One Camp Street
Cambridge, MA 02140
A review written for the Folk & Acoustic Music Exchange
by Arthur Berman
In these days of cross over artists and genre bending recordings, Dirk Powell stands out as a person grounded in traditional mountain music. Although he grew up in northern Ohio, the Powell family is originally from eastern Kentucky. Dirk was fascinated by the music of his grandfather who ably passed on his knowledge to his kinsman. We are blessed by the result of Dirk's grounding in tradition and talent in this new CD. It provides almost an hour of old time and bluegrass music done from the heart with a fine sense of musicianship.
Tim O'Brien is the most familiar person on the roster of pickers Powell has gathered for this effort, but all provide just the right touch on pieces which cover a variety of moods and styles. The CD starts with Lonesome Dove which has the drive and spirit one expects in the best old time performances. Powell and his supporting cast capture the feel of the music without giving it a museum piece kind of quality. The music is alive and kicking.
Morehead, a fiddle showpiece, was sparked by memories of Dirk's grandfather riding through the night to provide a fiddle to an unexpected guest who filled the night with music as a result.
Little Sachel slows things down as Powell plays a slow clawhammer banjo in this sentimental song. Jim Miller provides the soulful vocal on this selection and seems to capture just the right feel for the songs throughout this project.
Back on the fiddle for Wake Robin, Powell captures those mountain fiddle tones with an ease and beauty which many hot pickers never understand, let alone obtain.

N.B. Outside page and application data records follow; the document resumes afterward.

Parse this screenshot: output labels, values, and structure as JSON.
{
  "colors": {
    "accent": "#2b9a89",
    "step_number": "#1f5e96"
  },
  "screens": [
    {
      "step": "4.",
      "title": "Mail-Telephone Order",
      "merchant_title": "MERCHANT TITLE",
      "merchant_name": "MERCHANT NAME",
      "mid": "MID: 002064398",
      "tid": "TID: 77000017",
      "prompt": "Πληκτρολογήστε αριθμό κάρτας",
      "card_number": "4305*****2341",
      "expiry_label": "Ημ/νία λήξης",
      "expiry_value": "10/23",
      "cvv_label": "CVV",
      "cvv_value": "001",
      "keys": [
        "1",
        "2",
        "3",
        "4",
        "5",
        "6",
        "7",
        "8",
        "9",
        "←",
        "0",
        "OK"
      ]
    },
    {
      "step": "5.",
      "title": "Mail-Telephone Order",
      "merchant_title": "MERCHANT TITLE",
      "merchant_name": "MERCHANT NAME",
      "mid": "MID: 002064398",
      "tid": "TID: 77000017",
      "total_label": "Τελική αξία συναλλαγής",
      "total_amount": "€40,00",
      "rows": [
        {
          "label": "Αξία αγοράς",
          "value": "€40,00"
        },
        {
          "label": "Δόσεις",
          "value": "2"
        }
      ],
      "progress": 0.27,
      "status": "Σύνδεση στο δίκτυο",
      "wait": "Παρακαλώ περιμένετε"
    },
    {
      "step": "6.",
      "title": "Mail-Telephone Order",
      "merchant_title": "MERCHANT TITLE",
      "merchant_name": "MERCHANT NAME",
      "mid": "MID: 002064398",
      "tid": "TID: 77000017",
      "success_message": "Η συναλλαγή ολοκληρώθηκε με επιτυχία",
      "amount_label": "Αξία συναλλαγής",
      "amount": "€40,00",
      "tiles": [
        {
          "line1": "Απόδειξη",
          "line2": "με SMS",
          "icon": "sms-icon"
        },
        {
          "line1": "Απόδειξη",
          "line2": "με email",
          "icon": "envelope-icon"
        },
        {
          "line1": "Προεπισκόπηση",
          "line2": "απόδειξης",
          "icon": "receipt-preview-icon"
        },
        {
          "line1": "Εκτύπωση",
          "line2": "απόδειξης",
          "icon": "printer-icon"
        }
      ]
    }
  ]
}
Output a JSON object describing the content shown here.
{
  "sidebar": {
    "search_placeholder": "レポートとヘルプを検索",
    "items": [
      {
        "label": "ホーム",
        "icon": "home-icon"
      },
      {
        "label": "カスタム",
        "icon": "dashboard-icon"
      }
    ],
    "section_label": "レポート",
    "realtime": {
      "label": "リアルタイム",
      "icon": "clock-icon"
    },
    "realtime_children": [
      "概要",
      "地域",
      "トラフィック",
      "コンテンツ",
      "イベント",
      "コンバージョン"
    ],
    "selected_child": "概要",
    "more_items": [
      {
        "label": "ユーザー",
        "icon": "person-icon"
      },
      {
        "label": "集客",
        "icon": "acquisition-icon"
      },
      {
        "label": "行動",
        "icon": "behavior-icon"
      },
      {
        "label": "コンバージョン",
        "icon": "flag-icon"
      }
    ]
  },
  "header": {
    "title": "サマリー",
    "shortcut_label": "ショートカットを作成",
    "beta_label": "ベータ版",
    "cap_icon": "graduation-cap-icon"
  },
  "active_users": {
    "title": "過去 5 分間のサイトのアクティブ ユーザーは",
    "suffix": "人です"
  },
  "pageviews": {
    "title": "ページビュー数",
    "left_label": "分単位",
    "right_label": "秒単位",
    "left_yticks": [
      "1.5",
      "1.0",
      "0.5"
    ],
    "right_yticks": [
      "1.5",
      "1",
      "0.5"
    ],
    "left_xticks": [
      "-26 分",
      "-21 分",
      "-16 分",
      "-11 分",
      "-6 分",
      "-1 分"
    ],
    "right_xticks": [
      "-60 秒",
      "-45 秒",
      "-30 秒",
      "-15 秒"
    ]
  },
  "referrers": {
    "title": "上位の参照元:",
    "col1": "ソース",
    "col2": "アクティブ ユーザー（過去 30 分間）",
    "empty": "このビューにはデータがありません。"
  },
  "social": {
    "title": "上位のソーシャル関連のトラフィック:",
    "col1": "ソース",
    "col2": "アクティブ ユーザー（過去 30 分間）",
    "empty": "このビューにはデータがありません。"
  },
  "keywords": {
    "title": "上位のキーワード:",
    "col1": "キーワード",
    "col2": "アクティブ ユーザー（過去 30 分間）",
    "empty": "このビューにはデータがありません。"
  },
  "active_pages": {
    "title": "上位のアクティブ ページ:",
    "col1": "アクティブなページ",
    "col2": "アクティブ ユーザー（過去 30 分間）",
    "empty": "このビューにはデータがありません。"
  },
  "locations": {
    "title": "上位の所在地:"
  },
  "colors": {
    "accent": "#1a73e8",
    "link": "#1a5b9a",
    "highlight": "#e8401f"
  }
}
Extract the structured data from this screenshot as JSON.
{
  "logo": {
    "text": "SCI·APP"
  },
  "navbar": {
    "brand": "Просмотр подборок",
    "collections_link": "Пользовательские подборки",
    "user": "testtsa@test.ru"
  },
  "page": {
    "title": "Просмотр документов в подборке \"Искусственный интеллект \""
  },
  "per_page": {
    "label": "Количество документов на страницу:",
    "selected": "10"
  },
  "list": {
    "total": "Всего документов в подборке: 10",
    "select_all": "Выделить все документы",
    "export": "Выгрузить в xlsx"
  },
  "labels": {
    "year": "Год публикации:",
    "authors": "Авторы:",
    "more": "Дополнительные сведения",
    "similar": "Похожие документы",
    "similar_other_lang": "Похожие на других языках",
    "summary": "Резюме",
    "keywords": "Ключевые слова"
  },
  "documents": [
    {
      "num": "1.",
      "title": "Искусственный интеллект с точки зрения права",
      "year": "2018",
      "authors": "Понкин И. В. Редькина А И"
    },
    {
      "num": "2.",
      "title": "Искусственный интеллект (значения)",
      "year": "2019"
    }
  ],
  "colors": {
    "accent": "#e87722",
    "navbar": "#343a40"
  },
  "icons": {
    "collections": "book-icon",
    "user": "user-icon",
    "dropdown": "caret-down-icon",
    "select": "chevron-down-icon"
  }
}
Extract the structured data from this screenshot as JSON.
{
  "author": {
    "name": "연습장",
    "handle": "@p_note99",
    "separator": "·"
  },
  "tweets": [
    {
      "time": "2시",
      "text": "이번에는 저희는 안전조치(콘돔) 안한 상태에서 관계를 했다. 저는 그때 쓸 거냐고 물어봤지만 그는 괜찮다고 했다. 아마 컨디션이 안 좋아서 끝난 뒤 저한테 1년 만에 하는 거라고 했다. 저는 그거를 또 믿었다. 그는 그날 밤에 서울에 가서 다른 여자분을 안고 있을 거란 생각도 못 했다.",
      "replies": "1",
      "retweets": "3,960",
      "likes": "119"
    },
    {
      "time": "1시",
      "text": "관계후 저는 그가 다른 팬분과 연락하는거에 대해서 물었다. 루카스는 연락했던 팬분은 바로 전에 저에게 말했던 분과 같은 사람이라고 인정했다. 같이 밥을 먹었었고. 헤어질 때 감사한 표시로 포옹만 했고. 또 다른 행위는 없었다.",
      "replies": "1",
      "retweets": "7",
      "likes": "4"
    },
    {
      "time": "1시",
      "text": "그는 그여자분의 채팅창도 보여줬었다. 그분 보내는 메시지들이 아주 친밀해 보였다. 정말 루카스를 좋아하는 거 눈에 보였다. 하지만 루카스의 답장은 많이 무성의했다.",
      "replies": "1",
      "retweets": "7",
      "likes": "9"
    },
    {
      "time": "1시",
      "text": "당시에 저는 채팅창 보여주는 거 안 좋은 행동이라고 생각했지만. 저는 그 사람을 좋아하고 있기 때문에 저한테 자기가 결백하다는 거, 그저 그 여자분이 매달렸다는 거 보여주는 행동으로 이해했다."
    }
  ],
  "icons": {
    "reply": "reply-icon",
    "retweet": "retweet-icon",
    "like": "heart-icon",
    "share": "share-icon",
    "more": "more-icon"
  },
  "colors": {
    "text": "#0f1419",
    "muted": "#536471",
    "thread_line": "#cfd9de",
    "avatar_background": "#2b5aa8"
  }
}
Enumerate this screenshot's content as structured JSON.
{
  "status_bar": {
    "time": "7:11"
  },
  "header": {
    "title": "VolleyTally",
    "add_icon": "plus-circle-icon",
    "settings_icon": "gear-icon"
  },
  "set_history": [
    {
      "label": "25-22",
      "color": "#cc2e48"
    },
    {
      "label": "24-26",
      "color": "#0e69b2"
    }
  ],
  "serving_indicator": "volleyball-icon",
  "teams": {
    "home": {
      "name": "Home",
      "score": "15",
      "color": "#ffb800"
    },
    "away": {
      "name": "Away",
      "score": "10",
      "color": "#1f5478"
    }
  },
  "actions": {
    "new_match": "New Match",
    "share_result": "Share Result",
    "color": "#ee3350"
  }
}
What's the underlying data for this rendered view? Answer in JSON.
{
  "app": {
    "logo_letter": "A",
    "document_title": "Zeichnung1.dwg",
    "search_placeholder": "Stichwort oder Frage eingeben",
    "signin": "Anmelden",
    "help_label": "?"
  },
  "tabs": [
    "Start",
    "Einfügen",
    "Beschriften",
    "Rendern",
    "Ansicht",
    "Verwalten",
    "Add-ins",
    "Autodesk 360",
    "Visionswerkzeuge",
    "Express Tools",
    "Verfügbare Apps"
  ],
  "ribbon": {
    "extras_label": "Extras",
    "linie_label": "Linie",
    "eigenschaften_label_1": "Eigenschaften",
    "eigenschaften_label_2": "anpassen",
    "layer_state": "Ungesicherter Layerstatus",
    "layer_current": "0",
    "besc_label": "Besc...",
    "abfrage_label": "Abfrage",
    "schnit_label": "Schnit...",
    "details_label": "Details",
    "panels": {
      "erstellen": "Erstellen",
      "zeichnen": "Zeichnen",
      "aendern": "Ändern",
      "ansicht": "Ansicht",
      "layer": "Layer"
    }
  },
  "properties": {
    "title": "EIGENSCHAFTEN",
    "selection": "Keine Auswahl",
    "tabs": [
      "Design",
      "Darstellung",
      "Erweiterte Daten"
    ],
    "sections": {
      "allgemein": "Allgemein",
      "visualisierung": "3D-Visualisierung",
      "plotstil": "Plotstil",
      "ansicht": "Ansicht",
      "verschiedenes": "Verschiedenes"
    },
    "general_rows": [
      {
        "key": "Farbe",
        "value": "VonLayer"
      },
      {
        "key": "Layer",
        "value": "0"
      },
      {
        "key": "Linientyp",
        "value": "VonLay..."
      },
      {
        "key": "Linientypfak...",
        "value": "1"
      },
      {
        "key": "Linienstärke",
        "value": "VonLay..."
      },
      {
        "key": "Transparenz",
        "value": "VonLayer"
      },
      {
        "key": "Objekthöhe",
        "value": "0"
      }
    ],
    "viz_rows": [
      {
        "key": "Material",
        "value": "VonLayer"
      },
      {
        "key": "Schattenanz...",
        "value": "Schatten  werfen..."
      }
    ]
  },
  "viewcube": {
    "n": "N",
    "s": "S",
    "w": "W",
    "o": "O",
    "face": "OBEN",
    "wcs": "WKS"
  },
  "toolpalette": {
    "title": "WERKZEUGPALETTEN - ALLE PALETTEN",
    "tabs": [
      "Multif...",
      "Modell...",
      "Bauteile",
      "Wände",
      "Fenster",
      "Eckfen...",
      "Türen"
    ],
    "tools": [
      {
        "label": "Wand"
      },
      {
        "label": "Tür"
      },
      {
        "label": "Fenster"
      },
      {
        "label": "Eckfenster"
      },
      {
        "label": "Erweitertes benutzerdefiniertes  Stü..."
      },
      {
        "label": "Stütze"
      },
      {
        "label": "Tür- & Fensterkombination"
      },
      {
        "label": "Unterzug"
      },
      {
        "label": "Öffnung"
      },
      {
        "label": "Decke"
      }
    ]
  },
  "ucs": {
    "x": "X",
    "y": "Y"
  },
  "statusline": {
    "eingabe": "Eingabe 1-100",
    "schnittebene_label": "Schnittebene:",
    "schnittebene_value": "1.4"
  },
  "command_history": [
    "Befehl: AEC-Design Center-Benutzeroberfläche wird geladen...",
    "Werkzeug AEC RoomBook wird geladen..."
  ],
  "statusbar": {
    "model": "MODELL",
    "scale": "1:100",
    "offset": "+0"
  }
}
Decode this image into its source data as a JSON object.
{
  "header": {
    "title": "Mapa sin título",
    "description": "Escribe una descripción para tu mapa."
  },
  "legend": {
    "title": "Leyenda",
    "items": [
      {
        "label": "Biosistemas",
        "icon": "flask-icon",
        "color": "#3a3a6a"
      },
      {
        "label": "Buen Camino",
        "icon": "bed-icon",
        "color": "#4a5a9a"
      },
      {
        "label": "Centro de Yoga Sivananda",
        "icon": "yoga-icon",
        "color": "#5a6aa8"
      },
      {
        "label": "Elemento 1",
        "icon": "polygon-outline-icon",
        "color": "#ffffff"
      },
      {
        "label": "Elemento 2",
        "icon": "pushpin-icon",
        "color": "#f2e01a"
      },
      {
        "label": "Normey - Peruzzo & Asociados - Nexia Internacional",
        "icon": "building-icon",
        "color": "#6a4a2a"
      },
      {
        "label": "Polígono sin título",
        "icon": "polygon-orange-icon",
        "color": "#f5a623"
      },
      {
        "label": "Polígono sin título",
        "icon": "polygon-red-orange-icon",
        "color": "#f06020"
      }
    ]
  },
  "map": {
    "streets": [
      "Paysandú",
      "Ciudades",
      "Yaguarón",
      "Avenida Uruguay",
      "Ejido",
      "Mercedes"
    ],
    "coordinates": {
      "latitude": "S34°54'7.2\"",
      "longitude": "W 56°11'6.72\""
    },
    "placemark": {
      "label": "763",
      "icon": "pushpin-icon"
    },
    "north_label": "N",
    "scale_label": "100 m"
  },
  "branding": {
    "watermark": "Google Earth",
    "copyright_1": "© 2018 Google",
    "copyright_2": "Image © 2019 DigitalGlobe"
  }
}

Tim O'Brien joins the fun with the familiar Pretty Polly in which he sings with emotion but not unnecessary embellishment. Powell displays his writing talent on Craggy Spring which sounds like it has been played in the mountains for many decades. Like many old mountain tunes, Craggy Spring sounds perfect with just the fiddle and clawhammer banjo, played here by John Herrmann. On Old Virginia, Powell continues to display his virtuosity, this time with his mastery of two finger style banjo picking.
As if this were not enough Powell takes out his guitar to show mastery of a third instrument, the lead fingerpicked guitar, on the bluegrass style gospel tune he wrote, Throw Down Your Earthly Crown. This selection also has some tasty mandolin by O'Brien.
This CD is a must for any fan of old time music. It combines the best of picking with a wide, complementary variety of songs which makes for good listening.
Edited by Paula Gregorowicz